**Problem statement:**
Among the entries that follow, tally the lines with the string "subtitle". Give no more than the number.

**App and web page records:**

============

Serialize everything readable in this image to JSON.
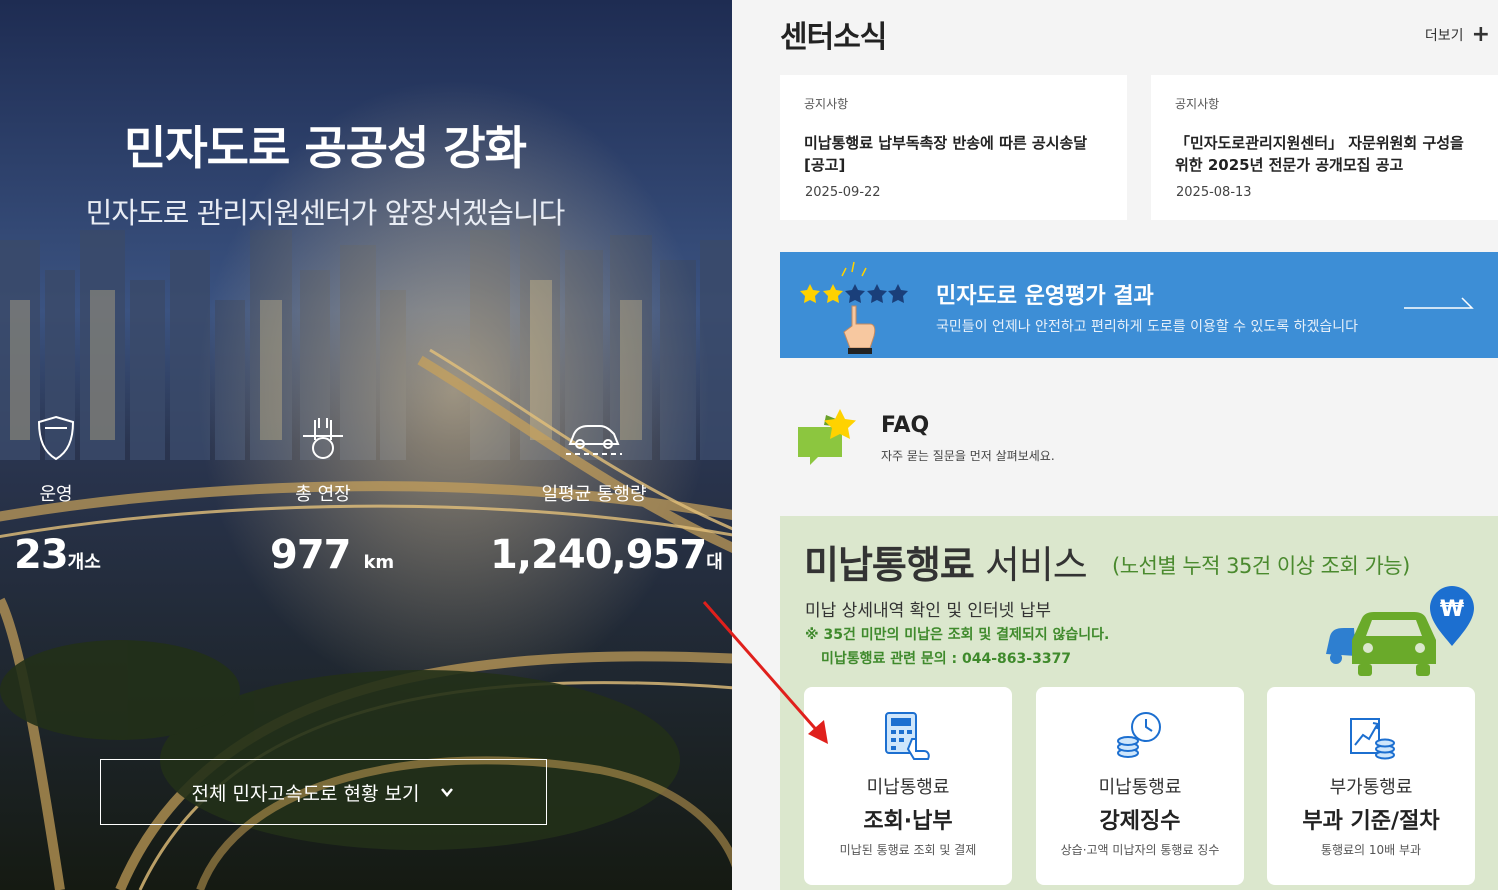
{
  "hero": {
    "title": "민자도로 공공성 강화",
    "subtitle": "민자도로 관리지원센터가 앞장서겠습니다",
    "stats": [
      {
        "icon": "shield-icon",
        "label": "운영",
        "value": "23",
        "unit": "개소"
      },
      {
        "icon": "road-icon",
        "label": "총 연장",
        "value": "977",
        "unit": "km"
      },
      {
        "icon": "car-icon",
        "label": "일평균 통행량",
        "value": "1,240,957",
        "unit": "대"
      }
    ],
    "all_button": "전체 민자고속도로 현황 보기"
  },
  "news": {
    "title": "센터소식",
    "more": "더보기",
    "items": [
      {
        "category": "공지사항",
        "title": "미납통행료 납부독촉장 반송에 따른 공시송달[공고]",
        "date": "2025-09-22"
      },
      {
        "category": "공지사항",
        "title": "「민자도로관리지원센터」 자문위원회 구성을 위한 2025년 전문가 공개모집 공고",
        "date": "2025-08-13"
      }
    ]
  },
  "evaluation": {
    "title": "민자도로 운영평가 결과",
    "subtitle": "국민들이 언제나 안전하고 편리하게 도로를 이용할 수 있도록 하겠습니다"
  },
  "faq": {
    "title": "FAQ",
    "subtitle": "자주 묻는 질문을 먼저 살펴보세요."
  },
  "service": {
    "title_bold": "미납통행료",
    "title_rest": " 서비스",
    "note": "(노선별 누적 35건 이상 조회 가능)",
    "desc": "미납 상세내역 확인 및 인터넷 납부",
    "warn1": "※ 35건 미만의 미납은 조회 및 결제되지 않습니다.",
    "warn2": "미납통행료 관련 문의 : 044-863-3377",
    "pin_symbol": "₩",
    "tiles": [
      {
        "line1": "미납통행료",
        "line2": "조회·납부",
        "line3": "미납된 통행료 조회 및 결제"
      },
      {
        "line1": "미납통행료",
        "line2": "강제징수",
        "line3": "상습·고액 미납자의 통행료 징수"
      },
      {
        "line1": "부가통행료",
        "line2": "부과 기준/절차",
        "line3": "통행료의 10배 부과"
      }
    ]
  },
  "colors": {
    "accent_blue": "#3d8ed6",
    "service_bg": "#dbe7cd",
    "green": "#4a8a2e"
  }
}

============

**Result:**
3